So, it's not too surprising that simultaneously imagining the smallest of the small and the largest of the large is a mind-bendingly difficult task. How does a subatomic particle that pops into existence compare to a black hole that's 10 billion solar masses?
Fortunately, the people at Number Sleuth have created an interactive graphic that lets you do just that. There, you can compare the world of the very time with that of the very large — sliding all the way from the nucleus of a hydrogen atom to the scale of the observable universe.
The creators explain it best:
This interactive infographic illustrates the scale of over 100 items within the observable universe — ranging from animals and insects, nebulae and stars, to molecules and atoms. Numerous hot points along the zoom slider allow for direct access to planets, animals, atoms and more. As you scroll, a handy dial spins to show you your present magnification level.
While other sites have tried to magnify the universe, no one else has done so with real photographs and 3D renderings. To fully capture the awe of the vastly different sizes of the Pillars of Creation, Andromeda, the Sun, elephants, and HIV, you really need to see images, not just illustrations of these items.
Each time you zoom in a depth, you're magnifying the universe 10x. Every time you zoom out, the bigger objects are one-tenth of their prior size. If you zoom from the biggest object, The Observable Universe (8.8 x 10E26 ... or 880,000,000,000,000,000,000,000,000m across), all the way down to the hydrogen atom's proton nucleus (1.7 x 10E-15 ... or 0.0000000000000017m across), you will have zoomed in over 100,000,000,000,000,000,000,000,000,000,000,000,000,000x! Unbelievable isn't it? Our universe really is immensely massive and surprisingly small.

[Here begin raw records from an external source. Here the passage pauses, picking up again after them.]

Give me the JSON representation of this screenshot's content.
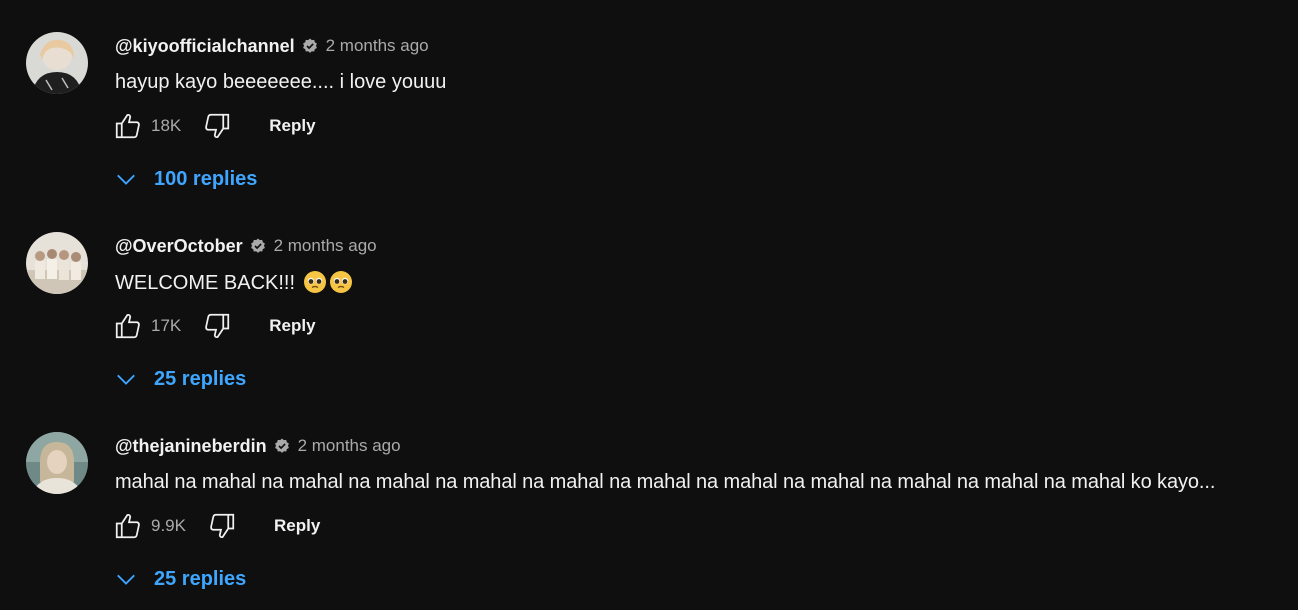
{
  "comments": [
    {
      "author": "@kiyoofficialchannel",
      "time": "2 months ago",
      "text": "hayup kayo beeeeeee.... i love youuu",
      "likes": "18K",
      "reply_label": "Reply",
      "replies_label": "100 replies",
      "avatar_icon": "avatar-photo-icon"
    },
    {
      "author": "@OverOctober",
      "time": "2 months ago",
      "text": "WELCOME BACK!!! ",
      "emoji": "pleading-face-emoji x2",
      "likes": "17K",
      "reply_label": "Reply",
      "replies_label": "25 replies",
      "avatar_icon": "avatar-photo-icon"
    },
    {
      "author": "@thejanineberdin",
      "time": "2 months ago",
      "text": "mahal na mahal na mahal na mahal na mahal na mahal na mahal na mahal na mahal na mahal na mahal na mahal ko kayo...",
      "likes": "9.9K",
      "reply_label": "Reply",
      "replies_label": "25 replies",
      "avatar_icon": "avatar-photo-icon"
    }
  ],
  "colors": {
    "background": "#0f0f0f",
    "primary_text": "#f1f1f1",
    "secondary_text": "#aaaaaa",
    "link_blue": "#3ea6ff"
  },
  "icons": {
    "verified": "verified-badge-icon",
    "like": "thumbs-up-icon",
    "dislike": "thumbs-down-icon",
    "expand": "chevron-down-icon"
  }
}
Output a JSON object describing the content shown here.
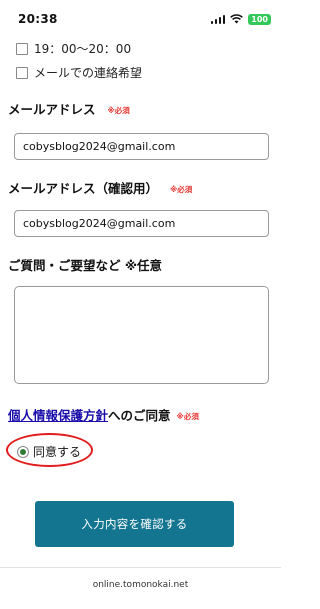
{
  "status_bar": {
    "time": "20:38",
    "battery": "100",
    "battery_color": "#34c759"
  },
  "time_options": [
    {
      "label": "19：00〜20：00"
    },
    {
      "label": "メールでの連絡希望"
    }
  ],
  "email": {
    "label": "メールアドレス",
    "required": "※必須",
    "value": "cobysblog2024@gmail.com"
  },
  "email_confirm": {
    "label": "メールアドレス（確認用）",
    "required": "※必須",
    "value": "cobysblog2024@gmail.com"
  },
  "inquiry": {
    "label": "ご質問・ご要望など ※任意",
    "value": ""
  },
  "privacy": {
    "link_text": "個人情報保護方針",
    "suffix": "へのご同意",
    "required": "※必須"
  },
  "agree": {
    "label": "同意する",
    "selected": true,
    "highlight_color": "#e21d1d"
  },
  "submit": {
    "label": "入力内容を確認する",
    "color": "#147590"
  },
  "footer": {
    "domain": "online.tomonokai.net"
  }
}
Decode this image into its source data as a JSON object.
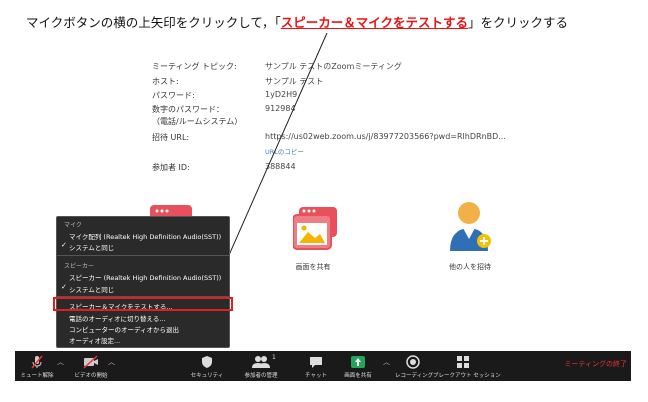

Go ahead and start exploring the universe on Number Sleuth's site.